The situation on the Korean peninsula is getting more serious by the day and can not be allowed to spin out of control, Chinese Foreign Minister Wang Yi told his German counterpart, the state-run China News Service said this morning. Previous quakes were caused by weapon tests. Pyongyang later said it had tested a hydrogen bomb that could be fitted onto a missile-an assertion that no foreign government has so far confirmed.
The administration said in a statement on its website that the quake, which occurred around 4.29pm, was recorded a depth of 0km.
The agency said it was analysing the nature of the quake and its initial view was that it was a natural tremor because no sound waves specific to man-made earthquakes were detected.
Resisting intensifying worldwide pressure, Pyongyang conducted its sixth and largest nuclear test on September 3 and has launched several missiles this year, including two intercontinental ballistic missiles.
The majority of North Korea's oil likely comes from China, but the exact tally of oil exports remains unknown, as Beijing has not published such data since 2014.
A Friday commentary from the North's official Korean Central News Agency accused the party newspaper People's Daily and other party news outlets of "kowtowing to the ignorant acts of the Trump Administration".
North Korea has one nuclear test site - Punggye-ri. Its leaders say nuclear capabilities are its only deterrent against an outside world seeking to destroy it.
European Union ambassadors have reached an initial agreement to impose more economic sanctions on North Korea, going beyond the latest round of United Nations measures, officials and diplomats said.
The pair had swapped insults, with Mr Trump calling the North Korean a suicidal "rocket man" and being labelled "mentally deranged" and "a dotard" in return.

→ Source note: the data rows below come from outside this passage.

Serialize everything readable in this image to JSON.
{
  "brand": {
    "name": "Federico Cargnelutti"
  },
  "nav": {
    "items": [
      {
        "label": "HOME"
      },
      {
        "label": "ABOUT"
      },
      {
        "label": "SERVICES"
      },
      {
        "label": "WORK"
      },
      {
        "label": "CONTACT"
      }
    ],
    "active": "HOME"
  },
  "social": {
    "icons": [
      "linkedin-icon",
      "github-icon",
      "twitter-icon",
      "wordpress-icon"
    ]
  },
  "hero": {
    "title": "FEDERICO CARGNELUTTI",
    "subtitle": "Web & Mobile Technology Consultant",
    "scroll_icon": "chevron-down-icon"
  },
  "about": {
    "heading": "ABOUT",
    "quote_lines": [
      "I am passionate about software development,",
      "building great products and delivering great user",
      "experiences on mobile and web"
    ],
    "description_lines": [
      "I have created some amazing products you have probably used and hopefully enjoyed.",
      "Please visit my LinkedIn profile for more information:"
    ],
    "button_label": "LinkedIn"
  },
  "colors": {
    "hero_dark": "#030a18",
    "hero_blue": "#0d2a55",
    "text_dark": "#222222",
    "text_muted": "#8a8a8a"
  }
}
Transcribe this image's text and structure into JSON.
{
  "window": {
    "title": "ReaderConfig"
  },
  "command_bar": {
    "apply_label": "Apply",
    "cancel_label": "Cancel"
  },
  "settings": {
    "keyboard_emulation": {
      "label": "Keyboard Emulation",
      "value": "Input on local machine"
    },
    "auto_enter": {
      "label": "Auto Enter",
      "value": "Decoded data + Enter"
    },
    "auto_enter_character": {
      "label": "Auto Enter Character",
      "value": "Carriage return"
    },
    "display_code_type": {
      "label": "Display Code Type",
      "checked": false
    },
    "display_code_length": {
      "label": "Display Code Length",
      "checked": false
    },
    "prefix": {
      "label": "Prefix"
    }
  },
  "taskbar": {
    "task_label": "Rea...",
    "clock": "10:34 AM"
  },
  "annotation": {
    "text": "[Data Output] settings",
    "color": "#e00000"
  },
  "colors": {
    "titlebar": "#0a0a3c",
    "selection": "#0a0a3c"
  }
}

His comments came after Trump ordered new sanctions on individuals, companies and banks doing business with North Korea as he sought to further isolate the regime and increase economic pressure for it to curb its weapons programs.